How did you get from being an aspiring photographer to actually doing it for a living? A lot of determination and struggle. I worked very, very hard to get to the point I’m at right now. It’s not my ‘bread and butter’ but it certainly plays a factor in my over financial situation. I started out shooting for family and friends, charging very little. But the moment things got real was when I moved back to Cape Breton (I was living in Halifax and Calgary for a few years). A close friend who was involved in the art scene put me in touch with an organization called Coastal Art, it was a collaborative group of artists, photographers, painters, film makers who we’re looking to gain exposure. From there I got involved with the Cape Breton Centre for Craft and Design where I made a lot of connections and got to work with other artisans. I learned a lot about promotion, honing your craft and the different opportunities available in my community. Not long after that I began building a client base and I’ve been shooting steady ever since. Cape Breton welcomed me in with open arms and really supported me.
How did you get into product photography?
Actually it’s funny, most of the product photography I had done was limited to what I did in College. When I was brought in as a member of CBCC+D I was contracted to do some product photography for them, as well as a number of local artisans. That was really it. Since then I’ve shot for a few small companies. I really enjoy it to be honest. I’m able to take my time, experiment with light and arrangements. I love working with people, I find it really energizing and I like the spontaneity that comes along with that. But with product photography, it’s almost zen like for me, very focused and quiet. I enjoy it.
What was your first thought when you were asked to do the beauty shots – and the cover! – of the Freeform Wire Art Jewelry book? I was elated! I love your work and I immediately was flooded with a dozen ideas of how to showcase your jewelry. Your work directly relates to a lot of the themes I have in my portfolio. Recycling things that someone discarded, making it beautiful again. Bright colors and interesting textures and patterns. I honestly couldn’t wait to get started.
What’s your favourite shot from the book? Well, to be honest I haven’t seen the book yet, but I think my favorite shot was of a piece done in labradorite that I photographed on top of a pile of agate and other purple and blue hued gemstones. I love a rich color pallet and I was really happy with how that shot came together.
Are you pleased with the book shoot(s)?
I really am! You gave me a lot of creative freedom and I appreicated that. I got to stretch my creative legs and really experiment. I think we created a really beautiful book that I’m DYING to see!
How do you educate yourself to take better pictures?
I do a lot of research. There’s a number of photographers that I admire and I study how they work. I’ll also watch old black and white films, paying attention to how things are lit. I also have lots of reference material to go to in my library if I want to review a technique. It’s so important to keep learning now skills. It just makes you better.
What is the one thing you wish you knew when you started taking photos?

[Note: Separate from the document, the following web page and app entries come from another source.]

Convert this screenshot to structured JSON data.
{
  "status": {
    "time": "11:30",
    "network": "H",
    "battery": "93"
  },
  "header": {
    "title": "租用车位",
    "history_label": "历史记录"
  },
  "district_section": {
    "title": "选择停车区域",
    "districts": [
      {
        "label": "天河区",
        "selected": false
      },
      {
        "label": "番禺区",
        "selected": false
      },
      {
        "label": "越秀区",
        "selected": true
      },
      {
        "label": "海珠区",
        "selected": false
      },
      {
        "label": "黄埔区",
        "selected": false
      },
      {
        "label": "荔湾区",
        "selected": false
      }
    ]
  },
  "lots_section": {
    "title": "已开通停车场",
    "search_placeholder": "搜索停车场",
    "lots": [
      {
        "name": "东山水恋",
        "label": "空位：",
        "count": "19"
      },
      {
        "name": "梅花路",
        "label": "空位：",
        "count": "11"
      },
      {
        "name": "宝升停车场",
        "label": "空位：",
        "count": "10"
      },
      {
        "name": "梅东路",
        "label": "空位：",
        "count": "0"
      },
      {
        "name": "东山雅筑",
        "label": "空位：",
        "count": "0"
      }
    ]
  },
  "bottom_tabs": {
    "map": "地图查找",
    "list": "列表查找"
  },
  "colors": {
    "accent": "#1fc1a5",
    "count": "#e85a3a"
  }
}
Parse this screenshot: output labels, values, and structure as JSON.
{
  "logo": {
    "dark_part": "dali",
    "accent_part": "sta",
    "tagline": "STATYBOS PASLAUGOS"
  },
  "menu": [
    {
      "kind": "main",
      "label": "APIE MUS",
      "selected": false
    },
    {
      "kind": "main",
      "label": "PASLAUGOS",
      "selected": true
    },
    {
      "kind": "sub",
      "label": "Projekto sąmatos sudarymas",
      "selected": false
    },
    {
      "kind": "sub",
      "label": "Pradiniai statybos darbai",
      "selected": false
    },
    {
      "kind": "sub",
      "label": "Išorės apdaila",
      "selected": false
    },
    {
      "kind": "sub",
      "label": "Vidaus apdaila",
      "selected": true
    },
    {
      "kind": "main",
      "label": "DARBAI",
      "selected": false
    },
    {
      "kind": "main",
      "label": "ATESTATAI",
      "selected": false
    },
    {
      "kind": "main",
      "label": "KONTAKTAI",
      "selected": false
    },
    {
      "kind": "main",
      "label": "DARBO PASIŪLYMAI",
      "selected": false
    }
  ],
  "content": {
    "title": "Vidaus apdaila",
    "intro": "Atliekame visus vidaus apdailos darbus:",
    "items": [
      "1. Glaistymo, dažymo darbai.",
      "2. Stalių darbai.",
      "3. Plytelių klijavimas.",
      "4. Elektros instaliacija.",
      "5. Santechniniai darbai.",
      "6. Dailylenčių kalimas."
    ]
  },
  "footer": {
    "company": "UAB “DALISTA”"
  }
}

How to use a flash. My god, the difference in my work once I figured that out! I certainly don’t use it all the time now, but at the time, I would have really benefitted having nailed that skill down.
What makes the good picture stand out from the average?
For me, it’s a combination of a few things, not every photo has all of these but it should have 3 of the 4.
- Sharp: Nothing can spoil a photo like poor focusing. With that said, I have a few shots that are not super sharp, but every other element was undeniable and I’ll keep it.
- Color: the color has to be correct, or add to the feel of the image. I always change the color of my shots, I prefer a bright, warm image so I tend to lean towards warmer color pallets.
- Emotion:It doesn’t have to be oozing with emotion, but my favorite shots tend to be moments where the subject is really engaged.
- Composition: Nothing will ruin a shot faster for me than one where the composition is weak. Paying attention to your surroundings when composing a shot is so very important.